What you are asked to do: Please copy every record below exactly, but leave the pictures out.

Source data:
"""
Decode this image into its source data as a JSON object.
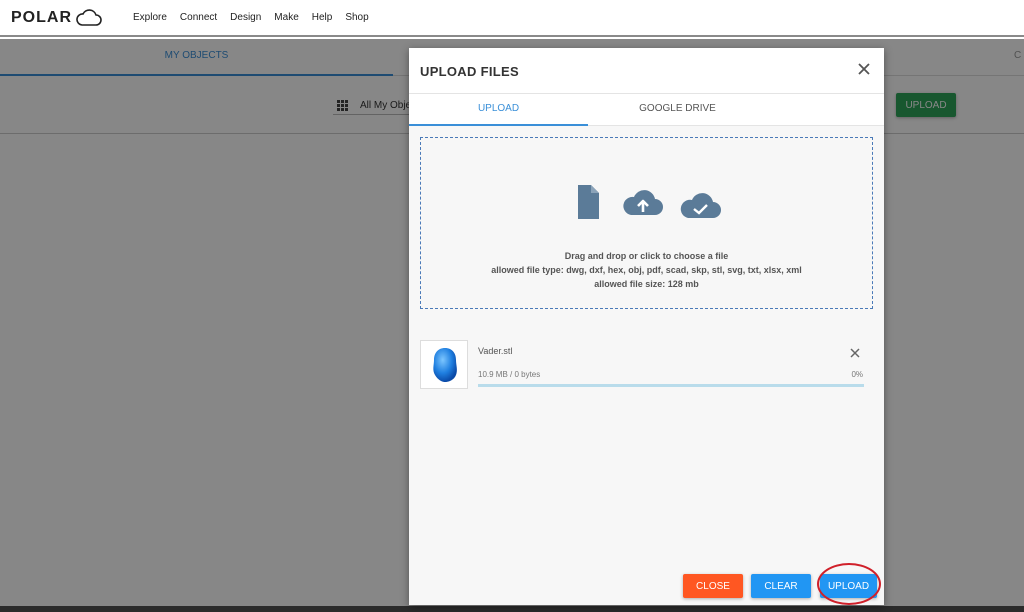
{
  "brand": {
    "logo_text": "POLAR"
  },
  "nav": {
    "items": [
      "Explore",
      "Connect",
      "Design",
      "Make",
      "Help",
      "Shop"
    ]
  },
  "page": {
    "tab_active": "MY OBJECTS",
    "tab_right": "C",
    "filter_label": "All My Obje",
    "upload_label": "UPLOAD"
  },
  "modal": {
    "title": "UPLOAD FILES",
    "tabs": [
      "UPLOAD",
      "GOOGLE DRIVE"
    ],
    "dropzone": {
      "line1": "Drag and drop or click to choose a file",
      "line2": "allowed file type: dwg, dxf, hex, obj, pdf, scad, skp, stl, svg, txt, xlsx, xml",
      "line3": "allowed file size: 128 mb"
    },
    "file": {
      "name": "Vader.stl",
      "size": "10.9 MB / 0 bytes",
      "percent": "0%",
      "progress_fraction": 0
    },
    "buttons": {
      "close": "CLOSE",
      "clear": "CLEAR",
      "upload": "UPLOAD"
    }
  },
  "colors": {
    "accent": "#3a8fd8",
    "close_button": "#ff5722",
    "action_button": "#2196f3",
    "page_upload_button": "#2ea55a",
    "annotation_circle": "#d0202a"
  },
  "icons": [
    "cloud-logo-icon",
    "grid-icon",
    "close-icon",
    "file-icon",
    "cloud-upload-icon",
    "cloud-check-icon",
    "remove-file-icon",
    "file-thumbnail-icon"
  ]
}
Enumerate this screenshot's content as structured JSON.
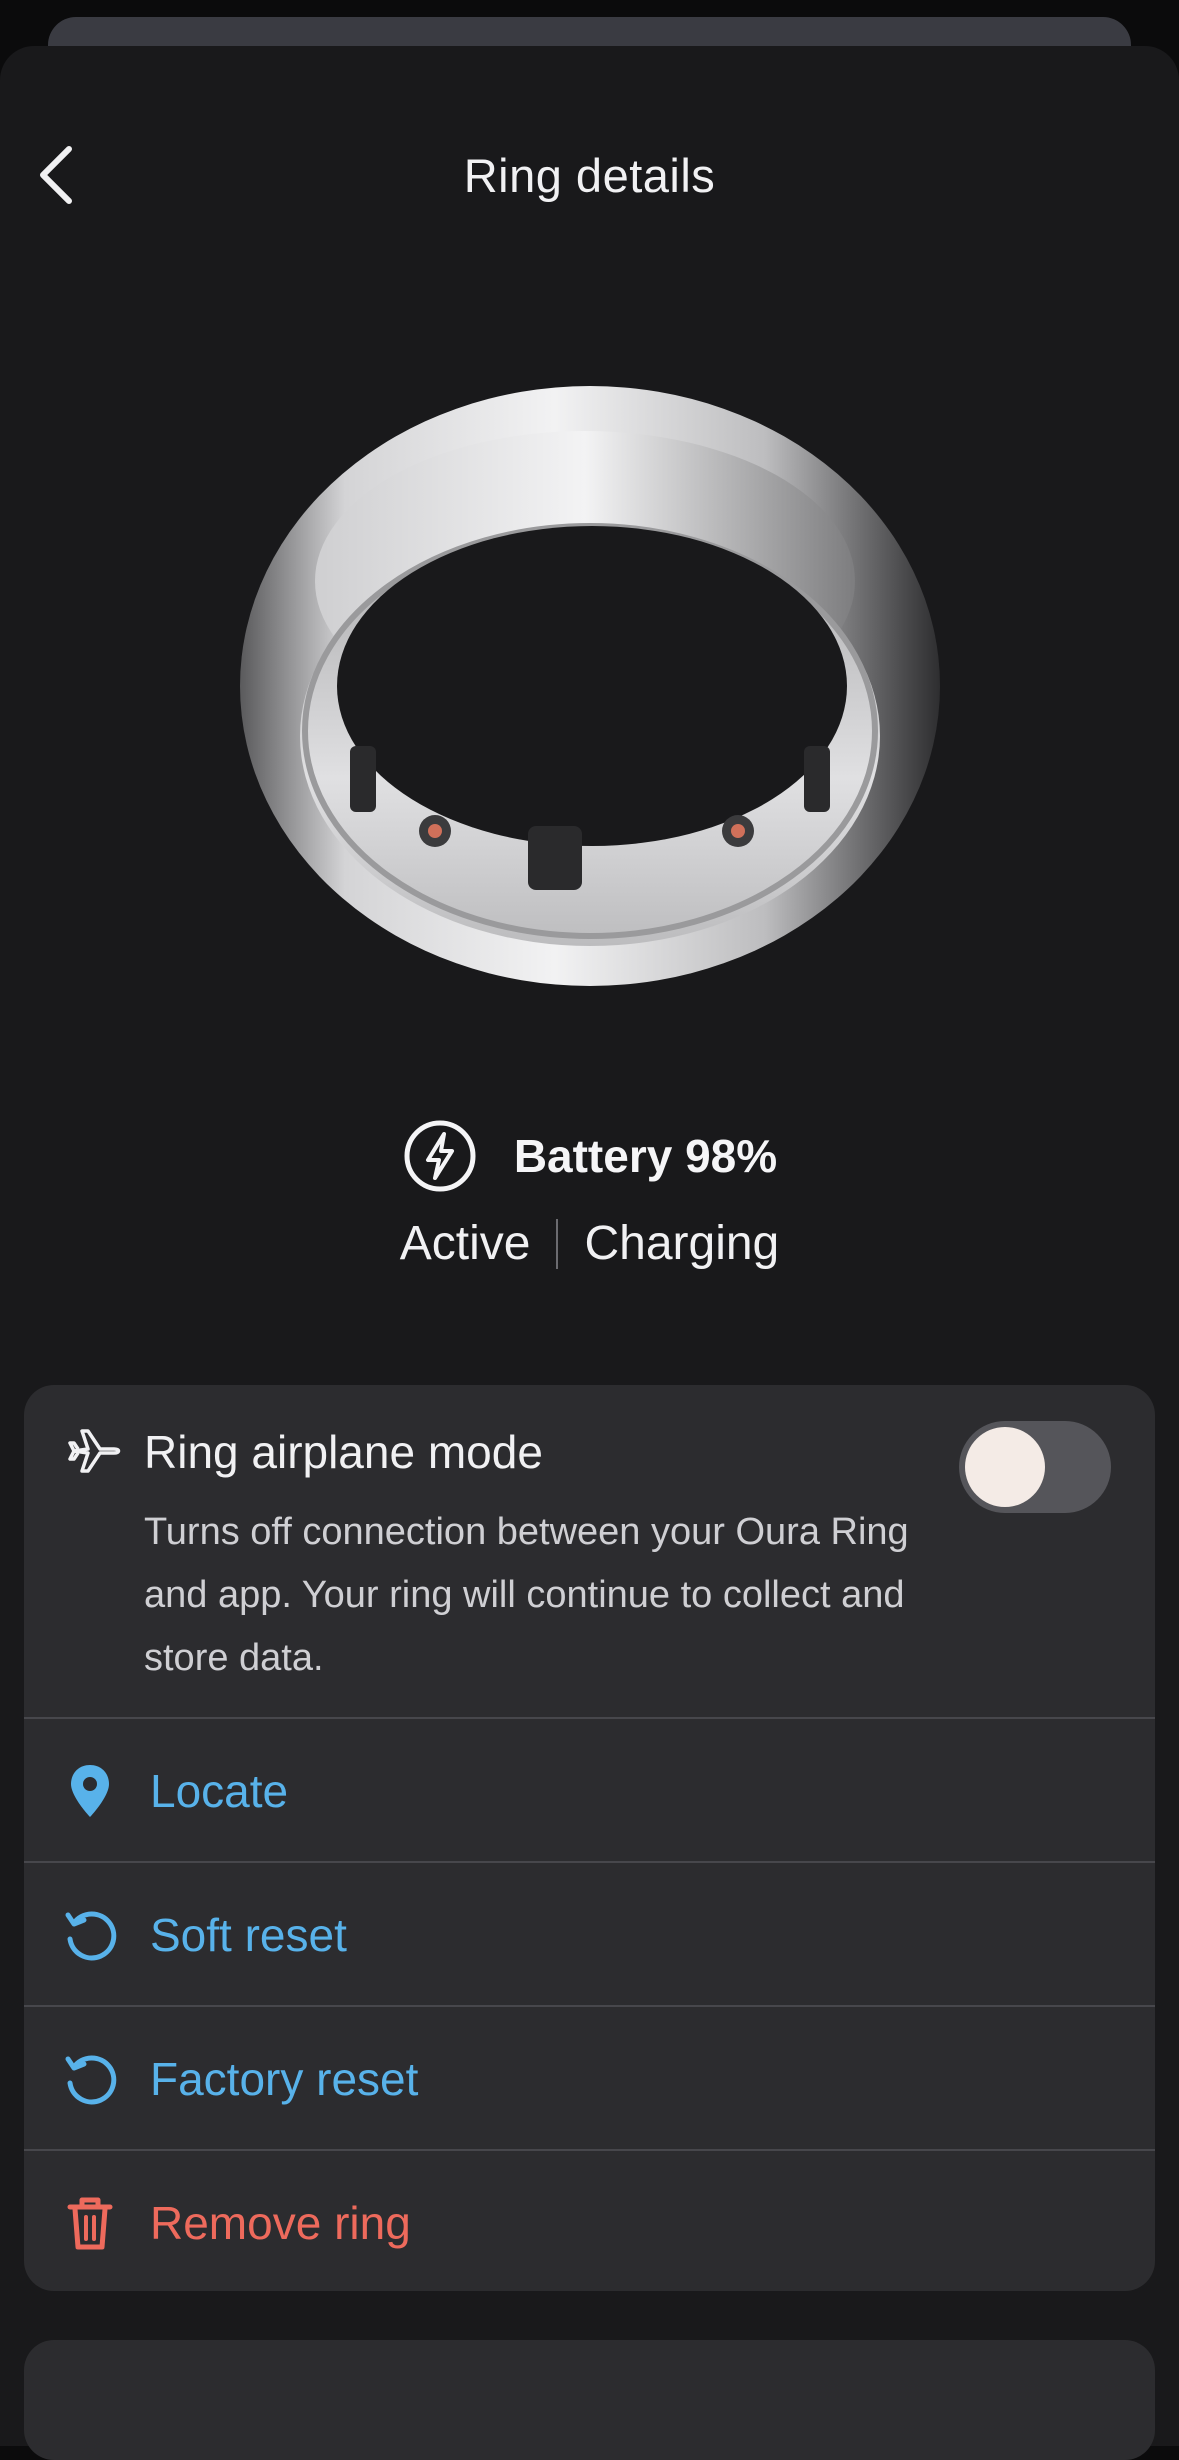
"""
Solution for this problem:
Decode this image into its source data as a JSON object.
{
  "brand": {
    "logo_text": "POLAR"
  },
  "nav": {
    "items": [
      "Explore",
      "Connect",
      "Design",
      "Make",
      "Help",
      "Shop"
    ]
  },
  "page": {
    "tab_active": "MY OBJECTS",
    "tab_right": "C",
    "filter_label": "All My Obje",
    "upload_label": "UPLOAD"
  },
  "modal": {
    "title": "UPLOAD FILES",
    "tabs": [
      "UPLOAD",
      "GOOGLE DRIVE"
    ],
    "dropzone": {
      "line1": "Drag and drop or click to choose a file",
      "line2": "allowed file type: dwg, dxf, hex, obj, pdf, scad, skp, stl, svg, txt, xlsx, xml",
      "line3": "allowed file size: 128 mb"
    },
    "file": {
      "name": "Vader.stl",
      "size": "10.9 MB / 0 bytes",
      "percent": "0%",
      "progress_fraction": 0
    },
    "buttons": {
      "close": "CLOSE",
      "clear": "CLEAR",
      "upload": "UPLOAD"
    }
  },
  "colors": {
    "accent": "#3a8fd8",
    "close_button": "#ff5722",
    "action_button": "#2196f3",
    "page_upload_button": "#2ea55a",
    "annotation_circle": "#d0202a"
  },
  "icons": [
    "cloud-logo-icon",
    "grid-icon",
    "close-icon",
    "file-icon",
    "cloud-upload-icon",
    "cloud-check-icon",
    "remove-file-icon",
    "file-thumbnail-icon"
  ]
}
Enumerate this screenshot's content as structured JSON.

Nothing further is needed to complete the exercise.